University staff will try to assist you in your search. However, they are not responsible for finding accommodation and can only make recommendations. If you need support, please fill out the form available here and send it to

Semester Ticket

In collaboration with the local transport network (VGN), Student Services Erlangen-Nürnberg is introducing a semester ticket for the winter semester 2015/16 and the summer semester 2016. All students must pay the fee for the basic ticket and may choose whether they also wish to purchase the additional ticket. Further information can be found on the university’s webpages.

German Language Courses

If you want to learn German during your studies, you can get general information on German Language Courses from the university’s language centre.

Outside of the university, you can also attend German courses provided by, for example, a “Volkshochschule” (public adult education institutions) or various private language centres.

About the University

Founded in 1743, Friedrich-Alexander-University Erlangen-Nürnberg (FAU) is one of the top research universities in Germany with almost 40,000 students. With five faculties, the university offers classes and research opportunities in a wide range of subjects. At Master’s level in particular, many subjects are taught entirely in English.

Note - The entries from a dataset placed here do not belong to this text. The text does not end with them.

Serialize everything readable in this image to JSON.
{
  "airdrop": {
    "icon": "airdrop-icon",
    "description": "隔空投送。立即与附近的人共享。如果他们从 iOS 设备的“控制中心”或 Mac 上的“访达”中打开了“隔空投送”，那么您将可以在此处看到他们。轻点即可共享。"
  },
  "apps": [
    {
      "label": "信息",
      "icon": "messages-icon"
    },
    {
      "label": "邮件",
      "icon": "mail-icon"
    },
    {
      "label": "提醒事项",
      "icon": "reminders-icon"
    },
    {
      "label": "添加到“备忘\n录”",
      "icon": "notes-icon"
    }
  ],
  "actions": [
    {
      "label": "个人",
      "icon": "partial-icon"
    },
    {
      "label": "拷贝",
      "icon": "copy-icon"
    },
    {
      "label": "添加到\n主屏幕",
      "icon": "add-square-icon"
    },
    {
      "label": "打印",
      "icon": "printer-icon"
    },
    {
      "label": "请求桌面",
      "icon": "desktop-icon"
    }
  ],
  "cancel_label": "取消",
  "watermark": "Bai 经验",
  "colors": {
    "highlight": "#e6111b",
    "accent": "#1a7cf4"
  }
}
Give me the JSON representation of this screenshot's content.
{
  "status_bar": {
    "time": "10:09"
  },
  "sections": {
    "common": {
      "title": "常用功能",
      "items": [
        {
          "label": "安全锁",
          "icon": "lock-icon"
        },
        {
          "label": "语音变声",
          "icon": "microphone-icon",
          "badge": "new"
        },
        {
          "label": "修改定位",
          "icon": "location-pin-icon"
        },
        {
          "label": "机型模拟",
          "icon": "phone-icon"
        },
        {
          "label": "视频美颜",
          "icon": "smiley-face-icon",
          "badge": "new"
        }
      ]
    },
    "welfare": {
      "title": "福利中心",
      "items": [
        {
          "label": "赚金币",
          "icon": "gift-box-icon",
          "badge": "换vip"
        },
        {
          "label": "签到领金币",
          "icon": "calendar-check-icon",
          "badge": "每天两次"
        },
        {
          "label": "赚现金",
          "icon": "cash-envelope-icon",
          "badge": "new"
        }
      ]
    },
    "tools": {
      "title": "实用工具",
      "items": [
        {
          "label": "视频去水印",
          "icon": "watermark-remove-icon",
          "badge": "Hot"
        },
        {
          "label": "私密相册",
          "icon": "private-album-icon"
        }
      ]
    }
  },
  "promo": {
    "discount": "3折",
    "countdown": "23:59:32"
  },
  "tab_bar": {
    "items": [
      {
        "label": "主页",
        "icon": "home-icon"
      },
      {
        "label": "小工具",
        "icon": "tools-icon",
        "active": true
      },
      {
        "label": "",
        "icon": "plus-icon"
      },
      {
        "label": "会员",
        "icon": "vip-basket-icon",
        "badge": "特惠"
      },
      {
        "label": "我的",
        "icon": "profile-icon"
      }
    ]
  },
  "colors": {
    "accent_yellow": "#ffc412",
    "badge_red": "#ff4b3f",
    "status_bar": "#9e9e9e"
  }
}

FAU offers outstanding research conditions for graduate students, doctoral candidates and young researchers. It provides a state-of-the-art scientific infrastructure as well as intensive research mentoring and support. FAU students receive world-class training in an inspiring environment with access to exciting international exchange opportunities and excellent career prospects. The University’s global vision is exemplified by its successful FAU Busan Campus in South Korea. FAU benefits from international, national and regional collaborations with other renowned research institutions.

The Cities of Erlangen and Nuremberg

The main university campus is located in Erlangen, a charming town at the heart of the Metropolitan Region Nuremberg with approximately 100,000 inhabitants. The city – home of the Huguenots, cyclists and Siemens – hosts a vibrant student life and cultural scene. “Franconian Switzerland”, a paradise for climbers and walkers, offers many outdoor activities right around the corner.

The city of Nuremberg (German: Nürnberg) is just south of Erlangen, with a population of half a million and a distinct metropolitan flair. It is not only known for its Market (‘Christkindlesmarkt’), but also for theaters, museums, music festivals and other cultural events. The medieval walled city of Nuremberg, famous for Albrecht Dürer and the Nuremberg Renaissance, continues to thrill tourists all year round.

In 1933, the National Socialists made Nuremberg the “City of the Party Rallies” and adopted the racial laws in contempt of humanity here in 1935. After the end of the war, the allies tried the main Nazi war criminals in the Nuremberg Palace of Justice. The “Nuremberg Trials” paved the way for today’s international criminal law. Accepting its historic responsibility, Nuremberg endeavours to become a “City of Peace and Human Rights” today. The Documentation Centre Party Rally Grounds, the “Memorial Nuremberg Trials” in the world-famous Court Room 600 in the Nuremberg Palace of Justice, the “Way of Human Rights” in the city’s centre, the biannual Nuremberg International Human Rights Award, the Nuremberg International Human Rights Film Festival and the Nuremberg Human Rights Centre are some of the important elements of these endeavours.

Students will find the academic setting of Erlangen combined with the past and present of Nuremberg to be the perfect environment for a successful and enriching experience of learning about human rights.